- **Exercise goal**:
Return each line of the records holding the string "transition".

- **Records to process**:
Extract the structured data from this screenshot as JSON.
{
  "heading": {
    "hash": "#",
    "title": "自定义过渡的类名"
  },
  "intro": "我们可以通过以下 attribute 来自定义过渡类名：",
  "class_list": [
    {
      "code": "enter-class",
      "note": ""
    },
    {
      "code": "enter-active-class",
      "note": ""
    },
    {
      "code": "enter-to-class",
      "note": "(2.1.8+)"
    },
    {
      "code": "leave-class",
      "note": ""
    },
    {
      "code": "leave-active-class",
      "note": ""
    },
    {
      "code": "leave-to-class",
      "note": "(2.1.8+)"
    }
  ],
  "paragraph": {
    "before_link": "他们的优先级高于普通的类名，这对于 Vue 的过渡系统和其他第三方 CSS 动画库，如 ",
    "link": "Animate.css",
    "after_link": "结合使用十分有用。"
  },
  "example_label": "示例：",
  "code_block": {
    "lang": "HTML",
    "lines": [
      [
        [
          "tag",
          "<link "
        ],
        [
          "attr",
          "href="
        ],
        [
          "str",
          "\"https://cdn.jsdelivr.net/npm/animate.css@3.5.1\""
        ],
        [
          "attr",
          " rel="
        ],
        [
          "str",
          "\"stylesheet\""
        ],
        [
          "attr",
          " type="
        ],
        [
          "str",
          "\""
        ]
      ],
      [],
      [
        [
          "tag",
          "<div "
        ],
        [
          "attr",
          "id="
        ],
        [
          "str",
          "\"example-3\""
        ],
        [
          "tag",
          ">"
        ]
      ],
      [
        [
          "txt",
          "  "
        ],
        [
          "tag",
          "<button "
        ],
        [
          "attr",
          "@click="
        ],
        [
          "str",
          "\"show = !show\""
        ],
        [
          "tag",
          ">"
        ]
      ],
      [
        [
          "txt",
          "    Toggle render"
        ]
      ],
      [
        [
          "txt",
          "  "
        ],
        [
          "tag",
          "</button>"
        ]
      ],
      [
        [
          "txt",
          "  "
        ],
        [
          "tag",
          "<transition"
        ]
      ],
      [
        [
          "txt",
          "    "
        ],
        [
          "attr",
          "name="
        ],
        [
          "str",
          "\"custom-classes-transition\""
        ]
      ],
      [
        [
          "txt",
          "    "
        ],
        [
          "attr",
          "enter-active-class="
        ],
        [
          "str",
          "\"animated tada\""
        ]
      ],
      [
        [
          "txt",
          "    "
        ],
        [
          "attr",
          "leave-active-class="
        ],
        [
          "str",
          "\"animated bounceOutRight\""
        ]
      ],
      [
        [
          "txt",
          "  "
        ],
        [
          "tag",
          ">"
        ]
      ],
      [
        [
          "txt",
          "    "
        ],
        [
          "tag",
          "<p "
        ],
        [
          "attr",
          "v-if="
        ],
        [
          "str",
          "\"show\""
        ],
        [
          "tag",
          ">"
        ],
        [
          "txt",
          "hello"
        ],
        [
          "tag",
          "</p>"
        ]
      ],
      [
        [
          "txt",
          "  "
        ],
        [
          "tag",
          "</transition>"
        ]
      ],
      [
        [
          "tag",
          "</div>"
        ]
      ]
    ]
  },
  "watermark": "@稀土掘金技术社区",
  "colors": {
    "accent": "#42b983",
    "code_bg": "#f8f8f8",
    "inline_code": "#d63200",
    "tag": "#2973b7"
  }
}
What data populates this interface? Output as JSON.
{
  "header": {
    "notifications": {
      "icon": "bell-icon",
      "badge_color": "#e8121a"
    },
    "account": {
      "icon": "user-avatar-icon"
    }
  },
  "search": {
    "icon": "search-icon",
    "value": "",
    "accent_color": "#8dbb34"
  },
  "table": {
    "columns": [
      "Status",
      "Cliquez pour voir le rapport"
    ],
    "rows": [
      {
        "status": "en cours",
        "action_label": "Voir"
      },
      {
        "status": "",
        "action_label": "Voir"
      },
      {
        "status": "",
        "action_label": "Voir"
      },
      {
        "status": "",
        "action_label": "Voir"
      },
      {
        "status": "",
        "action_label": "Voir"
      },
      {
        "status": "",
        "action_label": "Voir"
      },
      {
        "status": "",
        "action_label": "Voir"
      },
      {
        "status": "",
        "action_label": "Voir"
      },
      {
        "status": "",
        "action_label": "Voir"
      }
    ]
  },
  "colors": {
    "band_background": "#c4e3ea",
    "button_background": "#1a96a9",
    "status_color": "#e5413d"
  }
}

- **Your response**:
          "<transition"
          "\"custom-classes-transition\""
          "</transition>"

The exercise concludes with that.